excellent, made us gain a lot of valuable time to ship the lines in major museums

Strenghts

-

Weaknesses

can't be used to acces the Campanile


Reply by venetoinside.com Staff

Dear Mel,

we are pleased you appreciated the ticket! Please note that the Museum Pass allow you to access only the museums of the Fondazione Musei Civici Veneziani listed both online and on the voucher issued at the online reservation… the Bell Tower is not included!

Best regards,
The Insidecom staff
Was this review helpful?
8/10

Jude

May 2016

Group of friends

UNITED STATES

Reviewed on 22 May `16 - Booking No. 1620576

'It was all right.'

Ticket
Museum Pass

This pass will get you into a long line of people with reservation . It was funny to see people w/o tickets or reservation to get in three time faster. So please do not have illusions, Venice is an extremely crowded place.

Strenghts

You fell better prepared when have an entry voucher.

Weaknesses

None

Was this review helpful?
8.5/10

AR

April 2016

Young couple

NETHERLANDS

Reviewed on 11 May `16 - Booking No. 1621615

'Recommended pass'

Ticket
Museum Pass

My husband and I got the pass for the main museums in the island after hearing they tend to be quite crowded. We are happy we did. The pass allowed us to do as much as wanted in the first days of our trip, skipping long lines efficiently, which allowed us to have a couple of extra days to do as pleased and explored the less know location of this famous city. For the price and efficiency is totally recommendable.

Strenghts

Easy Good price

Weaknesses

Most places asked for the printed version


Reply by venetoinside.com Staff

Dear AR,

we are pleased you appreciated the Museum Pass! As for the necessity of a paper copy of the voucher, please note that we are only a reseller of museum tickets and therefore we have to comply with the official regulations of Fondazione Musei Civici Veneziani, that requires a printed voucher.

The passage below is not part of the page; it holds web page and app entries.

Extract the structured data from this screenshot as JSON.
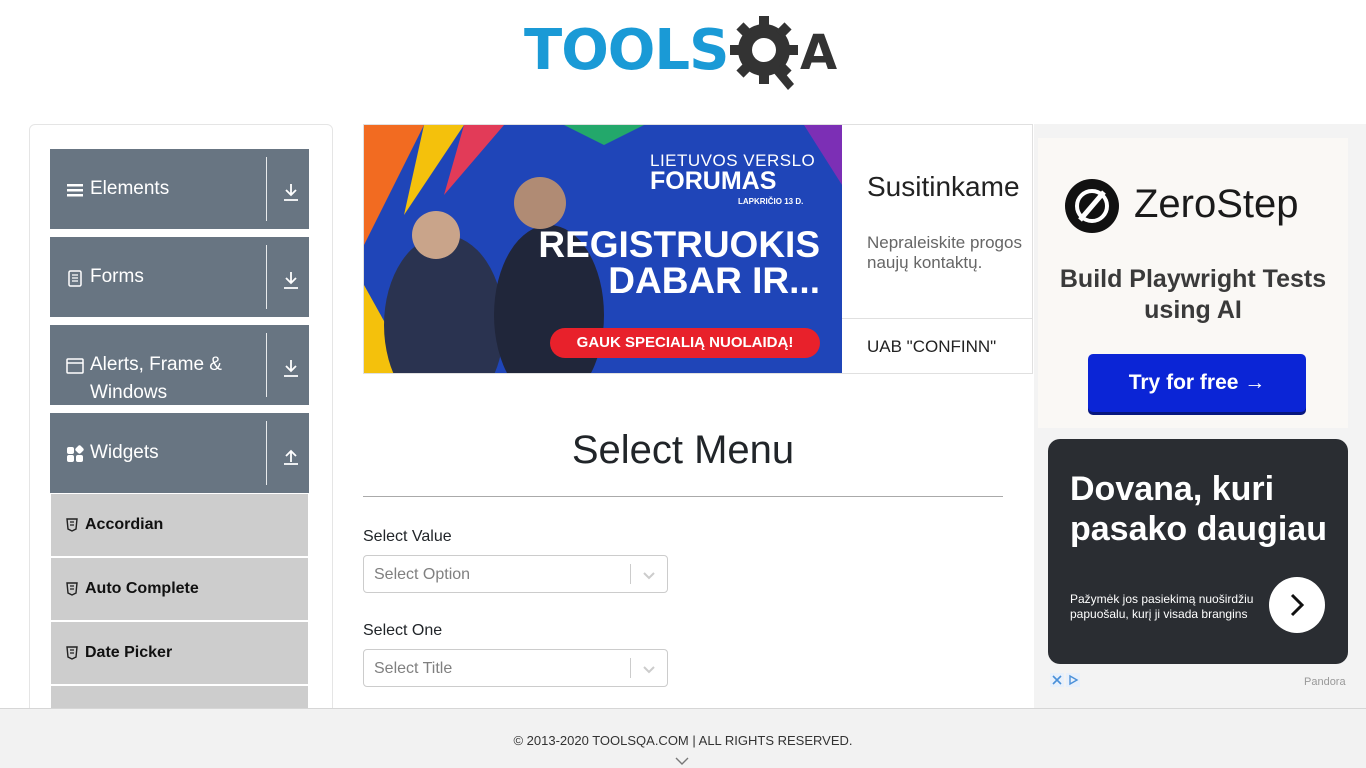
{
  "header": {
    "logo_text": "TOOLSQA"
  },
  "sidebar": {
    "groups": [
      {
        "label": "Elements",
        "icon": "hamburger-icon",
        "expanded": false
      },
      {
        "label": "Forms",
        "icon": "document-icon",
        "expanded": false
      },
      {
        "label": "Alerts, Frame & Windows",
        "icon": "window-icon",
        "expanded": false
      },
      {
        "label": "Widgets",
        "icon": "widgets-icon",
        "expanded": true
      }
    ],
    "items": [
      {
        "label": "Accordian",
        "icon": "html5-shield-icon"
      },
      {
        "label": "Auto Complete",
        "icon": "html5-shield-icon"
      },
      {
        "label": "Date Picker",
        "icon": "html5-shield-icon"
      }
    ]
  },
  "ad_banner": {
    "forum_line1": "LIETUVOS VERSLO",
    "forum_line2": "FORUMAS",
    "date": "LAPKRIČIO 13 D.",
    "headline_line1": "REGISTRUOKIS",
    "headline_line2": "DABAR IR...",
    "cta": "GAUK SPECIALIĄ NUOLAIDĄ!",
    "title": "Susitinkame",
    "description": "Nepraleiskite progos naujų kontaktų.",
    "company": "UAB \"CONFINN\""
  },
  "main": {
    "title": "Select Menu",
    "fields": [
      {
        "label": "Select Value",
        "placeholder": "Select Option"
      },
      {
        "label": "Select One",
        "placeholder": "Select Title"
      }
    ]
  },
  "right_ad": {
    "brand": "ZeroStep",
    "tagline": "Build Playwright Tests using AI",
    "button": "Try for free →",
    "card_title": "Dovana, kuri pasako daugiau",
    "card_sub": "Pažymėk jos pasiekimą nuoširdžiu papuošalu, kurį ji visada brangins",
    "sponsor": "Pandora"
  },
  "footer": {
    "text": "© 2013-2020 TOOLSQA.COM | ALL RIGHTS RESERVED."
  },
  "colors": {
    "sidebar_group_bg": "#687582",
    "sidebar_item_bg": "#cdcdcd",
    "logo_blue": "#1a9ad6",
    "logo_dark": "#333333",
    "zerostep_button": "#0b25d6",
    "pandora_card": "#2a2d32"
  }
}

Best regards,
The Insidecom staff
Was this review helpful?
Show more reviews
© Insidecom Tour Operator
(authorization no. 62027 dated 09/07/12 with determination no. 2052/2012)